Please restate the data below word for word, omitting all images.

── Records for processing

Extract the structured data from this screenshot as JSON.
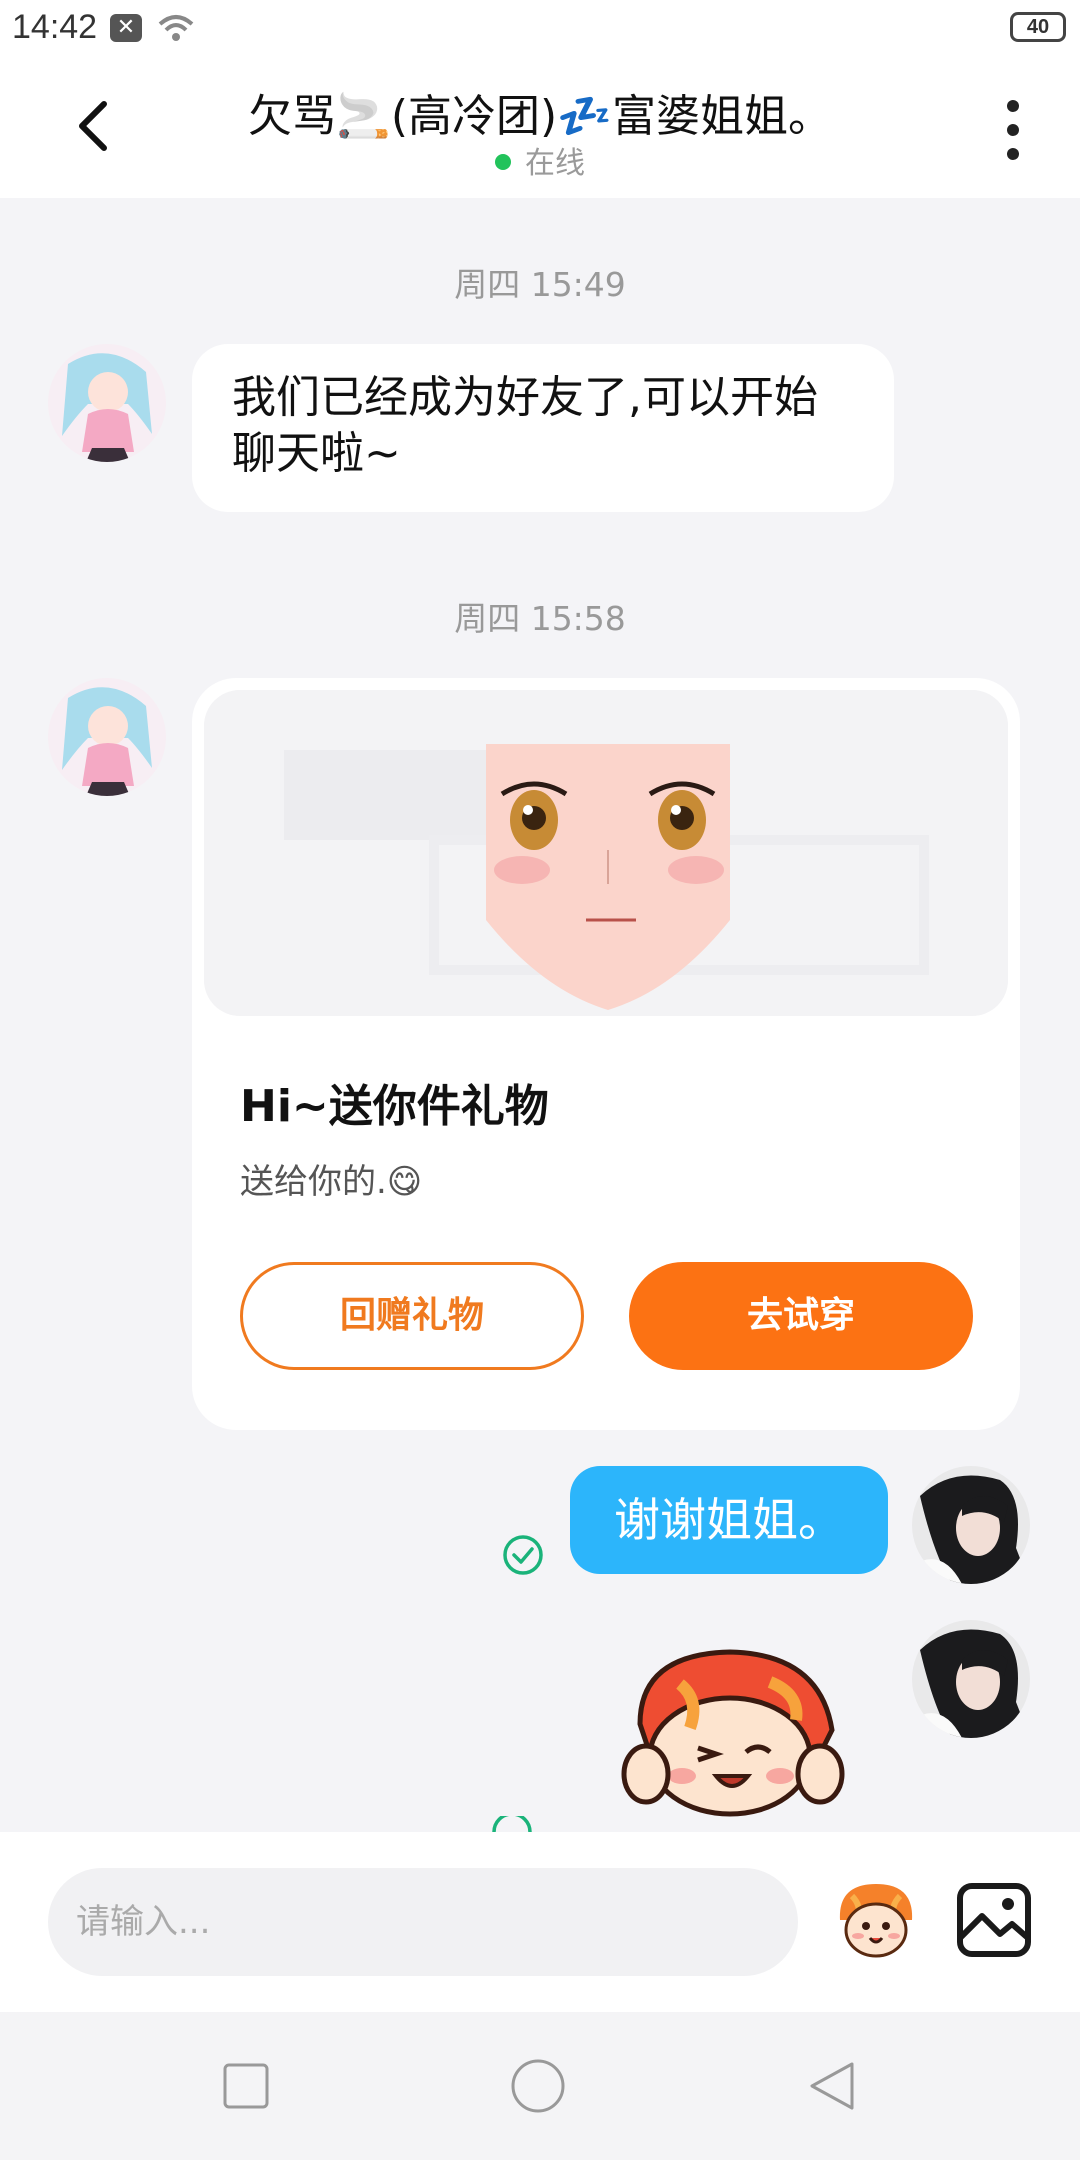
{
  "status_bar": {
    "time": "14:42",
    "battery": "40"
  },
  "header": {
    "title": "欠骂🚬(高冷团)💤富婆姐姐。",
    "status": "在线"
  },
  "messages": [
    {
      "timestamp": "周四 15:49",
      "text": "我们已经成为好友了,可以开始聊天啦~"
    },
    {
      "timestamp": "周四 15:58",
      "gift_title": "Hi~送你件礼物",
      "gift_desc": "送给你的.😋",
      "return_button": "回赠礼物",
      "try_button": "去试穿"
    },
    {
      "text": "谢谢姐姐。"
    }
  ],
  "input": {
    "placeholder": "请输入..."
  },
  "colors": {
    "accent": "#fc7213",
    "bubble_blue": "#2cb5fb",
    "online": "#22c35b"
  },
  "icons": [
    "back-icon",
    "more-icon",
    "check-icon",
    "emoji-icon",
    "image-icon",
    "square-nav-icon",
    "circle-nav-icon",
    "back-triangle-icon"
  ]
}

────

- [Answer section]
Extract the structured data from this screenshot as JSON.
{
  "status_bar": {
    "time": "14:42",
    "battery": "40"
  },
  "header": {
    "title": "欠骂🚬(高冷团)💤富婆姐姐。",
    "status": "在线"
  },
  "messages": [
    {
      "timestamp": "周四 15:49",
      "text": "我们已经成为好友了,可以开始聊天啦~"
    },
    {
      "timestamp": "周四 15:58",
      "gift_title": "Hi~送你件礼物",
      "gift_desc": "送给你的.😋",
      "return_button": "回赠礼物",
      "try_button": "去试穿"
    },
    {
      "text": "谢谢姐姐。"
    }
  ],
  "input": {
    "placeholder": "请输入..."
  },
  "colors": {
    "accent": "#fc7213",
    "bubble_blue": "#2cb5fb",
    "online": "#22c35b"
  },
  "icons": [
    "back-icon",
    "more-icon",
    "check-icon",
    "emoji-icon",
    "image-icon",
    "square-nav-icon",
    "circle-nav-icon",
    "back-triangle-icon"
  ]
}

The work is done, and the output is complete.